The Yokai Series, is based on four separate folk creatures from Japanese mythology, re-imagined in my own personal style.


These are the digital mock-ups for each longboard design, along with their final promotional poster for each board. After digital mock-up, each board had a single full-scale physical mock-up created for the exhibition on one of the boards created specially for the occasion. Each board is approximately 42 inches long by 9 1/2 inches wide and each design is intended for a specific wood colour. Each poster is 18x24 inches.
Ao-Sagi-Bi

Based on the Yokai Ao-Sagi-Bi, a supernatural heron, often spotted late at night on rivers, with an eerie glow around it.
Ittan-Momen & Me-Kurabe
 
Ittan-Momen is known in Japanese lore as a sort of odd, long, fluttering cloth that when occasioned to may land upon a victim and begin to strangle it by wrapping tightly around it's victim's head and neck.

Me-Kurabe however, has a highly specific origin and comes from a story about the head of one of Japan's clans who walked into his courtyard one day to find it full of human skulls rolling around and glaring at him bitterly. It is said that he simply grunted at the sight, and the skulls vanished without a clue left behind.
Umi-Bozu

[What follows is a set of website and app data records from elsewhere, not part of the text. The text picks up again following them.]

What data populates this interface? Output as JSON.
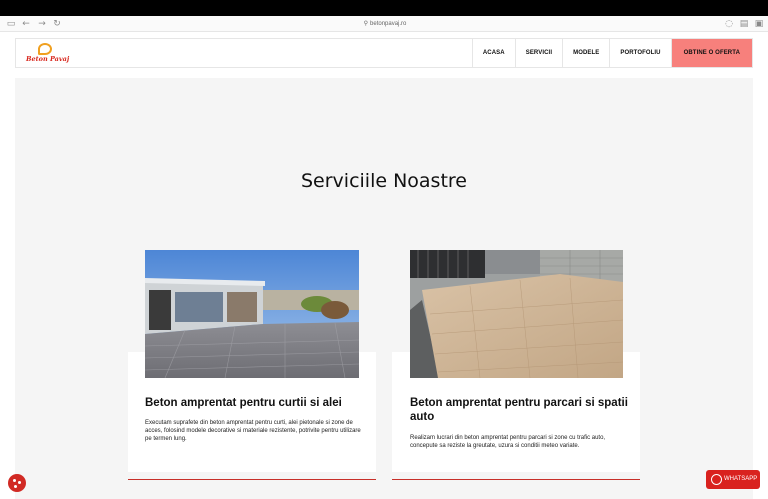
{
  "browser": {
    "url": "betonpavaj.ro"
  },
  "brand": {
    "name": "Beton Pavaj",
    "accent": "#d9221e",
    "cta_bg": "#f7807c"
  },
  "nav": {
    "items": [
      "ACASA",
      "SERVICII",
      "MODELE",
      "PORTOFOLIU"
    ],
    "cta": "OBTINE O OFERTA"
  },
  "section": {
    "title": "Serviciile Noastre"
  },
  "cards": [
    {
      "title": "Beton amprentat pentru curtii si alei",
      "text": "Executam suprafete din beton amprentat pentru curti, alei pietonale si zone de acces, folosind modele decorative si materiale rezistente, potrivite pentru utilizare pe termen lung.",
      "image_icon": "courtyard-photo"
    },
    {
      "title": "Beton amprentat pentru parcari si spatii auto",
      "text": "Realizam lucrari din beton amprentat pentru parcari si zone cu trafic auto, concepute sa reziste la greutate, uzura si conditii meteo variate.",
      "image_icon": "parking-photo"
    }
  ],
  "floating": {
    "whatsapp": "WHATSAPP",
    "cookie_icon": "cookie-icon"
  }
}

​Umi-Bozu is considered both benign and malevolent in various folktales. In some tales it is known to help sailors and those lost desperately at sea, while in others it is known for asking those it meets at seat to provide it with a barrel, which if the bottom is not removed on it then uses to sink it's unwitting victim's boat. In still other tales, it is known to simply inundate boats with no warning and drown all aboard.